During the occupation of the Netherlands, resistance groups made several attempts to free comrades arrested by the Germans. Raids like these were very risky. The prisons were kept under close watch by the Germans; because of this it was very difficult to gain entrance. In 1944 in Amsterdam, for example, several attempts were made to raid the House of Detention on the Weteringschans. None of them were successful and that (indirectly) meant the death of a number of prominent resistance fighters, among them Gerrit Jan van der Veen and Johannes Post.

  • Article by Pieter Schlebaum
  • Published on September 1st, 2019

Raid on the Population Registry of Amsterdam

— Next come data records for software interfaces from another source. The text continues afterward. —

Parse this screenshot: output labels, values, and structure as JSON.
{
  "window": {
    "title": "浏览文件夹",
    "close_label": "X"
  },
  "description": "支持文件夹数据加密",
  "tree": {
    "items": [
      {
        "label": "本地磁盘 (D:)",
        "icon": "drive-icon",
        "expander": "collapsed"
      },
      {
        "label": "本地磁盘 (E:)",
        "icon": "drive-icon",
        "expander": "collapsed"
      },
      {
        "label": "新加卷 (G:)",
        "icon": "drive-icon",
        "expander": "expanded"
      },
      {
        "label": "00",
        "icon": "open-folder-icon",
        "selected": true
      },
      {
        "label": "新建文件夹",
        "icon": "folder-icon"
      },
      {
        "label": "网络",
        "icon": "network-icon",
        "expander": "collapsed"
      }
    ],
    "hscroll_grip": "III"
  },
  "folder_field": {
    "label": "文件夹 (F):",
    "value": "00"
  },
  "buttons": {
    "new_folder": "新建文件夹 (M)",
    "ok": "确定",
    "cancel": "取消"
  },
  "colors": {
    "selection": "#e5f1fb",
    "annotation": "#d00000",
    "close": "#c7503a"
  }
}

The population register and identity cards were an important means of control for the German occupier. Gradually, opposition to this system developed. Forgeries of these documents were booming. Another possibility for resistance was the elimination of the population registers. On Saturday night, 27 March 1943, a resistance group which had developed around the visual artist Willem Arondéus carried out a raid on the office of the population register of Amsterdam. The effect however was less than had been hoped. In addition, 12 people were executed by the occupying forces for their complicity in the attack.

  • Article by Gerd Van der Auwera
  • Published on January 20th, 2013

Resistance in Belgium in World War Two

In the thirties of the 20th century Central Europa came increasingly under influence of Germany. The Anschluss was realized and also the Sudetenland was annexed. The other powers in Europe let Germany get away with this. This however didn’t happen when Germany invaded Poland on September 1st 1939. Two days later France and Great Britain declared war on Germany. World War Two had started. Belgium also was involved: on May 10th 1940 Belgium’s neutrality was violated. The Belgian army wasn’t a match against the German onslaught and received one hammer blow after the other. After an 18 day campaign the Belgian king Leopold decided to lay down arms.

  • Article by Maurice Laarman
  • Published on April 27th, 2019

Tannenberg Memorial

Part of a nation’s identity exists of a shared history. How people regard this subject varies per generation. Monuments express the zeitgeist, built to commemorate historical events, and symbolize the past and national identity.